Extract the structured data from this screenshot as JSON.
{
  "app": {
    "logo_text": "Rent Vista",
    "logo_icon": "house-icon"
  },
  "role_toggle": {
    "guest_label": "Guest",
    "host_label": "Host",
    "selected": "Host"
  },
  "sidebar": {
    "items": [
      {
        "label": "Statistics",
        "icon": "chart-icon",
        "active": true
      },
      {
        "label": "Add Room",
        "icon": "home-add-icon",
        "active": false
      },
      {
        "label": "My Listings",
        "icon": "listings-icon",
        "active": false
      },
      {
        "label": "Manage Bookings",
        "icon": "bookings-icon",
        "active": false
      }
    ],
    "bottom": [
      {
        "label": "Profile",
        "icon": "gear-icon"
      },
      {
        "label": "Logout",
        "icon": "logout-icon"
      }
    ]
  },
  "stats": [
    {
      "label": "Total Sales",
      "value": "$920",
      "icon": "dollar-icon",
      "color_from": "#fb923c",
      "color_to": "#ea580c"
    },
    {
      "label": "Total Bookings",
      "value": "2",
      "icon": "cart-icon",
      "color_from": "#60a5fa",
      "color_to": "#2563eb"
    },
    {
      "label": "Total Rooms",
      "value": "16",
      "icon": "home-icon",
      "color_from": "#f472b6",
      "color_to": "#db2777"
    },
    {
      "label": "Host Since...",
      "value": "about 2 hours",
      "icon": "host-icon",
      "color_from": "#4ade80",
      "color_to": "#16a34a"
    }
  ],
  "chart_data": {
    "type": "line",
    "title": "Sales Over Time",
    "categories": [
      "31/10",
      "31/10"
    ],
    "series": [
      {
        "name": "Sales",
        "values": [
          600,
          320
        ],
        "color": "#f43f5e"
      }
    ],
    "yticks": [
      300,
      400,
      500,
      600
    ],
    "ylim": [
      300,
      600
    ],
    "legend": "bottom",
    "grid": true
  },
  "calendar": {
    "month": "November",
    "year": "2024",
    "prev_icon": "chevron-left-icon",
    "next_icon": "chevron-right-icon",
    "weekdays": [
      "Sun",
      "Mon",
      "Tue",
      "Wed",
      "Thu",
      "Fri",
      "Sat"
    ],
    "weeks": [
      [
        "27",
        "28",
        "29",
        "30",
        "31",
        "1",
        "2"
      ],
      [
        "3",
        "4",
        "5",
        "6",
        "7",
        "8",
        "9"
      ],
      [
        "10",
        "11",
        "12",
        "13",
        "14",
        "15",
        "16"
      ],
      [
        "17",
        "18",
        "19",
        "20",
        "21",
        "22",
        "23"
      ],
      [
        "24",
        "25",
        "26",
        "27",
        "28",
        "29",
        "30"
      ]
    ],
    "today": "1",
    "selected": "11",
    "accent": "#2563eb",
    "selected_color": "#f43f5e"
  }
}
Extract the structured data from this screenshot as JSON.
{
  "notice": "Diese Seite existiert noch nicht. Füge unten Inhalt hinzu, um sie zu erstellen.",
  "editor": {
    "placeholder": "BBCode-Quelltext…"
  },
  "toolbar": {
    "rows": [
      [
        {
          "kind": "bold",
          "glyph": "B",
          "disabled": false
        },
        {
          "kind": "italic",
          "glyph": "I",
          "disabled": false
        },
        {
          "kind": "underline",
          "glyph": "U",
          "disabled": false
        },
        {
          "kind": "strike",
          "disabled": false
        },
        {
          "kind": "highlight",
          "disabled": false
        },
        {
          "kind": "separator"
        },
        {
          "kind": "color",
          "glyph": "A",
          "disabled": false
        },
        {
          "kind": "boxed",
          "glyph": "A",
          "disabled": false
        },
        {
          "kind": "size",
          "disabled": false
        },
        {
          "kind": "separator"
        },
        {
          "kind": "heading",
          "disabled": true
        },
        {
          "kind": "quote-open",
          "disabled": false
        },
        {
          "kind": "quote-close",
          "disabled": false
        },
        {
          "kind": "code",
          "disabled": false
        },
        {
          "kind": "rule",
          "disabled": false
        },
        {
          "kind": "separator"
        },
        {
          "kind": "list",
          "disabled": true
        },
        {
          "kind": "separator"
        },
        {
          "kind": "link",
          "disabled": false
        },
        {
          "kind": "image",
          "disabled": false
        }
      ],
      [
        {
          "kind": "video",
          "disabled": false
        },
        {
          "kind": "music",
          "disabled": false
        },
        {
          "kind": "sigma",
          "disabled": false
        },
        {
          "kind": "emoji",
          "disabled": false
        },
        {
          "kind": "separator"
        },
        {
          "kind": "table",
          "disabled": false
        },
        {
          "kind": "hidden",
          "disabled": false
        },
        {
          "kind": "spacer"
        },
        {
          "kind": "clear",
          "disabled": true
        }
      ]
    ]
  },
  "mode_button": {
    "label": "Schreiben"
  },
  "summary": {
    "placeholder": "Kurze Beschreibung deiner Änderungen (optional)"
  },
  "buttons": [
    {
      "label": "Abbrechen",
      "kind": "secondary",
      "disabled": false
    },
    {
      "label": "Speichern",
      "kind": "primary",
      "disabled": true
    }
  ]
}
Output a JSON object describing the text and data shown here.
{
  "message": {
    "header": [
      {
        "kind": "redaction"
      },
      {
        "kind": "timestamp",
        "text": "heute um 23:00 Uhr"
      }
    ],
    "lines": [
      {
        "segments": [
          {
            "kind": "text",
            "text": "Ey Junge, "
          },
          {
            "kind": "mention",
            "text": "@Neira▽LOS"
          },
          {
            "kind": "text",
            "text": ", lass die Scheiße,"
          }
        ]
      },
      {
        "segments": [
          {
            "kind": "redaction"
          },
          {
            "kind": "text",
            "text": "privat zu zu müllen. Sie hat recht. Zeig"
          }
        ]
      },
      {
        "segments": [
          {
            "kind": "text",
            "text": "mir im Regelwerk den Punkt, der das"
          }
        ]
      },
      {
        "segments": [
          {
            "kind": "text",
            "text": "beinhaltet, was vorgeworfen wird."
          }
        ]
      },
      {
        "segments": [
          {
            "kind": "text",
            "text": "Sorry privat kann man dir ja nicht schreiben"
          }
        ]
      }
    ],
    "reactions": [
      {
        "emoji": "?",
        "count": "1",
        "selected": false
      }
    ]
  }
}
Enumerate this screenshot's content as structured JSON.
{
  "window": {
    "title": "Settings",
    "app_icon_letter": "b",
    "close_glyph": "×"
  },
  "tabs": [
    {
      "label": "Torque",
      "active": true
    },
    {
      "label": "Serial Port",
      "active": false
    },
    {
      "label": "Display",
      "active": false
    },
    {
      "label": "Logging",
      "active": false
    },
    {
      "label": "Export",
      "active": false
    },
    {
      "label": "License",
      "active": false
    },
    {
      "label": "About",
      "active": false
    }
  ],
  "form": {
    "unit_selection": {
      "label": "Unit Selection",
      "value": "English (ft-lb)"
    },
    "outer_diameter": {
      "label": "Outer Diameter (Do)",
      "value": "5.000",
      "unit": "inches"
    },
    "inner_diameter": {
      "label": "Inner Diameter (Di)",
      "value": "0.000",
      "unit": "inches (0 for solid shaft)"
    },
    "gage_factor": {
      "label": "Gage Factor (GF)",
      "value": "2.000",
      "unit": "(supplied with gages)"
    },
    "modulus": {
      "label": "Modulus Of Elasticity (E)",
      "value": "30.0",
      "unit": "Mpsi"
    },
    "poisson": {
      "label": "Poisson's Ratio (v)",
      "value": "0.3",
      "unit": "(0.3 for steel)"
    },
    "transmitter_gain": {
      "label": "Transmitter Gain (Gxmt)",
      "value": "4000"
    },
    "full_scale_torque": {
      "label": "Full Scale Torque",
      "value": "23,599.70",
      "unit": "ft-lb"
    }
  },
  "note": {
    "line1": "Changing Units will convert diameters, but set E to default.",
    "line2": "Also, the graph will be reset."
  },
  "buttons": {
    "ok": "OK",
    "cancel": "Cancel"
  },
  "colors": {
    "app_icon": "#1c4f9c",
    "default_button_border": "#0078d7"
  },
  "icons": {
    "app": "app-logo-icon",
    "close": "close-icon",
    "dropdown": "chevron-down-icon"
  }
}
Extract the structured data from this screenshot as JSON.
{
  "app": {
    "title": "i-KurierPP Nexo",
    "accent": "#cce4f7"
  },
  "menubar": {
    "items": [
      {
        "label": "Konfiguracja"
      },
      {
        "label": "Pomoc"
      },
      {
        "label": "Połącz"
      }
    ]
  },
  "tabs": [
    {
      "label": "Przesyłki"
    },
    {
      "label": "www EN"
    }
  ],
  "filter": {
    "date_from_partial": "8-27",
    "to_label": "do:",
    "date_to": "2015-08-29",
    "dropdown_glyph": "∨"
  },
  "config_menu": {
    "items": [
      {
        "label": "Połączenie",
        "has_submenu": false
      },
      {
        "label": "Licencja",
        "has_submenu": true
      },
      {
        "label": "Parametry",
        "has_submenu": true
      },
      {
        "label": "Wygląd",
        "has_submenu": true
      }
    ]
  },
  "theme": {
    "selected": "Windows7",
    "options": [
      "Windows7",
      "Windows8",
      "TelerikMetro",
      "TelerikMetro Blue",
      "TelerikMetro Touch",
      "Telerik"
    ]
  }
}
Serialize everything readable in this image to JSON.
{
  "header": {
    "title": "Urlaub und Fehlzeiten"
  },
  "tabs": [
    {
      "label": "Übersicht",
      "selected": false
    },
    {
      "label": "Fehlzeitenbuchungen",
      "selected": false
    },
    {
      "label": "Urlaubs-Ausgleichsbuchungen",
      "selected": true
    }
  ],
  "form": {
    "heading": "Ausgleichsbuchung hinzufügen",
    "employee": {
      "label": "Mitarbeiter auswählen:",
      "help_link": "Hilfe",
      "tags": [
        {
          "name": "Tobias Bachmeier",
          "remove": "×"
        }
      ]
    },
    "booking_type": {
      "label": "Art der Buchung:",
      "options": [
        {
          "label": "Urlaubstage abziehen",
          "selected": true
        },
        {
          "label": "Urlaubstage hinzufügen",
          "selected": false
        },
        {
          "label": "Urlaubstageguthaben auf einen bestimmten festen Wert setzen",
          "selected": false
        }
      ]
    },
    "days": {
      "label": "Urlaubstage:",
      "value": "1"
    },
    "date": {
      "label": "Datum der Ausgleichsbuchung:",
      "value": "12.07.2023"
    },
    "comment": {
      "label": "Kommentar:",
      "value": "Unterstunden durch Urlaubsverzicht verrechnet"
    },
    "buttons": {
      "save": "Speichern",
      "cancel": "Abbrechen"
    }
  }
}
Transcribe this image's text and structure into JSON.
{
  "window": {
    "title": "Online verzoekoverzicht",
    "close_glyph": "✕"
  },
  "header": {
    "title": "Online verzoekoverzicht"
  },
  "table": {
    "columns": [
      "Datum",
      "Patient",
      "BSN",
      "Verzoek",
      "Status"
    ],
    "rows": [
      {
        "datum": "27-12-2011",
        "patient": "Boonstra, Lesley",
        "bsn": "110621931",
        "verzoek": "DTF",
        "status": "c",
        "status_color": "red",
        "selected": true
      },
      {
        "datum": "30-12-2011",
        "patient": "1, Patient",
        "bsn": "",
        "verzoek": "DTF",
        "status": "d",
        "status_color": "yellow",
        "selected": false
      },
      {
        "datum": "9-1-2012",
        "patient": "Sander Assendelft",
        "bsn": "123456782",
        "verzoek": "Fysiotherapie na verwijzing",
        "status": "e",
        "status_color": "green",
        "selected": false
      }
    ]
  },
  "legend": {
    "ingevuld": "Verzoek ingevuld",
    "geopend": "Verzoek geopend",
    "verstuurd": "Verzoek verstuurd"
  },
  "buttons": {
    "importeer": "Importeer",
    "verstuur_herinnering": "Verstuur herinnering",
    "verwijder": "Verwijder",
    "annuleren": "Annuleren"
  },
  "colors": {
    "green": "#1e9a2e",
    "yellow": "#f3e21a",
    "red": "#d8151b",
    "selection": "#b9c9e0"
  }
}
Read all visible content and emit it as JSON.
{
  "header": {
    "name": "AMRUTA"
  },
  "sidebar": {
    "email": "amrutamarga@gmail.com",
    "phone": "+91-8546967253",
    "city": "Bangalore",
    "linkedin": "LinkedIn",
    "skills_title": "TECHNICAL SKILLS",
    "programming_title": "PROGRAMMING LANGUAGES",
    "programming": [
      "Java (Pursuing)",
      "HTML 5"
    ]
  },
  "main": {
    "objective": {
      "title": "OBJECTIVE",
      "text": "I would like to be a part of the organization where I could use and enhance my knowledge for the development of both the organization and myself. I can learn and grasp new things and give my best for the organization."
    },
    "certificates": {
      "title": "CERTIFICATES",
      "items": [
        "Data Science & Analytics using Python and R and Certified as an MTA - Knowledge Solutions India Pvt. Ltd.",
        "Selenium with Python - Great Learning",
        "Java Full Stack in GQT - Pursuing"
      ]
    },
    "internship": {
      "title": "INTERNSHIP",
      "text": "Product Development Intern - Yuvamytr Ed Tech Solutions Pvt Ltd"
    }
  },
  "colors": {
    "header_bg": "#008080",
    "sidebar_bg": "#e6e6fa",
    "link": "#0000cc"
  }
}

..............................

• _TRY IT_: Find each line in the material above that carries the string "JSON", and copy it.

• _EXPECTED OUTPUT_:
Extract the structured data from this screenshot as JSON.
Extract the structured data from this screenshot as JSON.
Output a JSON object describing the text and data shown here.
Enumerate this screenshot's content as structured JSON.
Extract the structured data from this screenshot as JSON.
Serialize everything readable in this image to JSON.
Transcribe this image's text and structure into JSON.
Read all visible content and emit it as JSON.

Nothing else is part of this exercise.